= Beginning of Section =

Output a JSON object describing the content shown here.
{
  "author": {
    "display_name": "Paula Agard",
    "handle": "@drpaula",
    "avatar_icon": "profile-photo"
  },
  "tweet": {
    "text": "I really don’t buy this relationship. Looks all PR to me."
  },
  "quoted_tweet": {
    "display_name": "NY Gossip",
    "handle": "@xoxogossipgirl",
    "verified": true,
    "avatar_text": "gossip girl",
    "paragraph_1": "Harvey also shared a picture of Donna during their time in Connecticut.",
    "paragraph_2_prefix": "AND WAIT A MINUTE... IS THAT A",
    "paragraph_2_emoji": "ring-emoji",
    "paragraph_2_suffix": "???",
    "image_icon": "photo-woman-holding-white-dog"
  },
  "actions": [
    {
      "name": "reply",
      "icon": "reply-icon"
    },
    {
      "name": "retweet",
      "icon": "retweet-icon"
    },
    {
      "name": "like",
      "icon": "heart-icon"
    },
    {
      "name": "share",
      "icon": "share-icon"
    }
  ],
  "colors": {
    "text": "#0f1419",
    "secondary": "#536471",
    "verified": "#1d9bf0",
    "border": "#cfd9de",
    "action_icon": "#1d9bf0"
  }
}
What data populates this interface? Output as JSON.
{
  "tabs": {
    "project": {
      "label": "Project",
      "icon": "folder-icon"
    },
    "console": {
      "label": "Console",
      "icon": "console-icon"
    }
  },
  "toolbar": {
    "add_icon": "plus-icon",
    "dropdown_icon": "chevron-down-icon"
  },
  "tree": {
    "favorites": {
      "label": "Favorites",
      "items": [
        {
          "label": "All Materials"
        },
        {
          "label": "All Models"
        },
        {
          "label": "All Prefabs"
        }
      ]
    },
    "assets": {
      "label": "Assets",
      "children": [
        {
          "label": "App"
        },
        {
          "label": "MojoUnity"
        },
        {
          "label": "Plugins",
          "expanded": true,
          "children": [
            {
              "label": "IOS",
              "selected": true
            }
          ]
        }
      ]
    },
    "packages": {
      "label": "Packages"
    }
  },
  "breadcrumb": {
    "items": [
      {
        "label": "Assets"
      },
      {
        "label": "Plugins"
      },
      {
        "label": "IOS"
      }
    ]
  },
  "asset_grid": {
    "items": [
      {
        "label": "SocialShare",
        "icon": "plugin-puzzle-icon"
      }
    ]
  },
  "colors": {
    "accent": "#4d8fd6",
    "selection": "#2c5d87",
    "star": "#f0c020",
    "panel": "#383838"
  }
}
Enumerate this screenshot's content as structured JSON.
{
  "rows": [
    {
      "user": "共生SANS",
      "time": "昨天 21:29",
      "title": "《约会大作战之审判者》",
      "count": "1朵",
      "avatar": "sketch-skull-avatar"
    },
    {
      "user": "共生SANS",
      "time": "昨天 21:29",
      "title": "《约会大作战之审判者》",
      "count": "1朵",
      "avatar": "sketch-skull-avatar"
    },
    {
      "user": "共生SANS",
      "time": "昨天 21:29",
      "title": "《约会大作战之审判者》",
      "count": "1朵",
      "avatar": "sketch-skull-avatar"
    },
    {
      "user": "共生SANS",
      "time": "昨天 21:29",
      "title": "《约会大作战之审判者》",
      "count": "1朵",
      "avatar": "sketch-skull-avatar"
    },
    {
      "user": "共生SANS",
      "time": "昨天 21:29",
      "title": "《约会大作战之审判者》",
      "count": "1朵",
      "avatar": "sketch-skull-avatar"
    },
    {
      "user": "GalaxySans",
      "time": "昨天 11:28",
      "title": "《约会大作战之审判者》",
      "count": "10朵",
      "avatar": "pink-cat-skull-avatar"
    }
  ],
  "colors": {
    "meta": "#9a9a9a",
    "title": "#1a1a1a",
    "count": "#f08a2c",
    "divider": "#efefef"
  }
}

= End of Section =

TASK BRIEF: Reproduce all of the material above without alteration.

RESULT FOR THIS TASK:
Output a JSON object describing the content shown here.
{
  "author": {
    "display_name": "Paula Agard",
    "handle": "@drpaula",
    "avatar_icon": "profile-photo"
  },
  "tweet": {
    "text": "I really don’t buy this relationship. Looks all PR to me."
  },
  "quoted_tweet": {
    "display_name": "NY Gossip",
    "handle": "@xoxogossipgirl",
    "verified": true,
    "avatar_text": "gossip girl",
    "paragraph_1": "Harvey also shared a picture of Donna during their time in Connecticut.",
    "paragraph_2_prefix": "AND WAIT A MINUTE... IS THAT A",
    "paragraph_2_emoji": "ring-emoji",
    "paragraph_2_suffix": "???",
    "image_icon": "photo-woman-holding-white-dog"
  },
  "actions": [
    {
      "name": "reply",
      "icon": "reply-icon"
    },
    {
      "name": "retweet",
      "icon": "retweet-icon"
    },
    {
      "name": "like",
      "icon": "heart-icon"
    },
    {
      "name": "share",
      "icon": "share-icon"
    }
  ],
  "colors": {
    "text": "#0f1419",
    "secondary": "#536471",
    "verified": "#1d9bf0",
    "border": "#cfd9de",
    "action_icon": "#1d9bf0"
  }
}
What data populates this interface? Output as JSON.
{
  "tabs": {
    "project": {
      "label": "Project",
      "icon": "folder-icon"
    },
    "console": {
      "label": "Console",
      "icon": "console-icon"
    }
  },
  "toolbar": {
    "add_icon": "plus-icon",
    "dropdown_icon": "chevron-down-icon"
  },
  "tree": {
    "favorites": {
      "label": "Favorites",
      "items": [
        {
          "label": "All Materials"
        },
        {
          "label": "All Models"
        },
        {
          "label": "All Prefabs"
        }
      ]
    },
    "assets": {
      "label": "Assets",
      "children": [
        {
          "label": "App"
        },
        {
          "label": "MojoUnity"
        },
        {
          "label": "Plugins",
          "expanded": true,
          "children": [
            {
              "label": "IOS",
              "selected": true
            }
          ]
        }
      ]
    },
    "packages": {
      "label": "Packages"
    }
  },
  "breadcrumb": {
    "items": [
      {
        "label": "Assets"
      },
      {
        "label": "Plugins"
      },
      {
        "label": "IOS"
      }
    ]
  },
  "asset_grid": {
    "items": [
      {
        "label": "SocialShare",
        "icon": "plugin-puzzle-icon"
      }
    ]
  },
  "colors": {
    "accent": "#4d8fd6",
    "selection": "#2c5d87",
    "star": "#f0c020",
    "panel": "#383838"
  }
}
Enumerate this screenshot's content as structured JSON.
{
  "rows": [
    {
      "user": "共生SANS",
      "time": "昨天 21:29",
      "title": "《约会大作战之审判者》",
      "count": "1朵",
      "avatar": "sketch-skull-avatar"
    },
    {
      "user": "共生SANS",
      "time": "昨天 21:29",
      "title": "《约会大作战之审判者》",
      "count": "1朵",
      "avatar": "sketch-skull-avatar"
    },
    {
      "user": "共生SANS",
      "time": "昨天 21:29",
      "title": "《约会大作战之审判者》",
      "count": "1朵",
      "avatar": "sketch-skull-avatar"
    },
    {
      "user": "共生SANS",
      "time": "昨天 21:29",
      "title": "《约会大作战之审判者》",
      "count": "1朵",
      "avatar": "sketch-skull-avatar"
    },
    {
      "user": "共生SANS",
      "time": "昨天 21:29",
      "title": "《约会大作战之审判者》",
      "count": "1朵",
      "avatar": "sketch-skull-avatar"
    },
    {
      "user": "GalaxySans",
      "time": "昨天 11:28",
      "title": "《约会大作战之审判者》",
      "count": "10朵",
      "avatar": "pink-cat-skull-avatar"
    }
  ],
  "colors": {
    "meta": "#9a9a9a",
    "title": "#1a1a1a",
    "count": "#f08a2c",
    "divider": "#efefef"
  }
}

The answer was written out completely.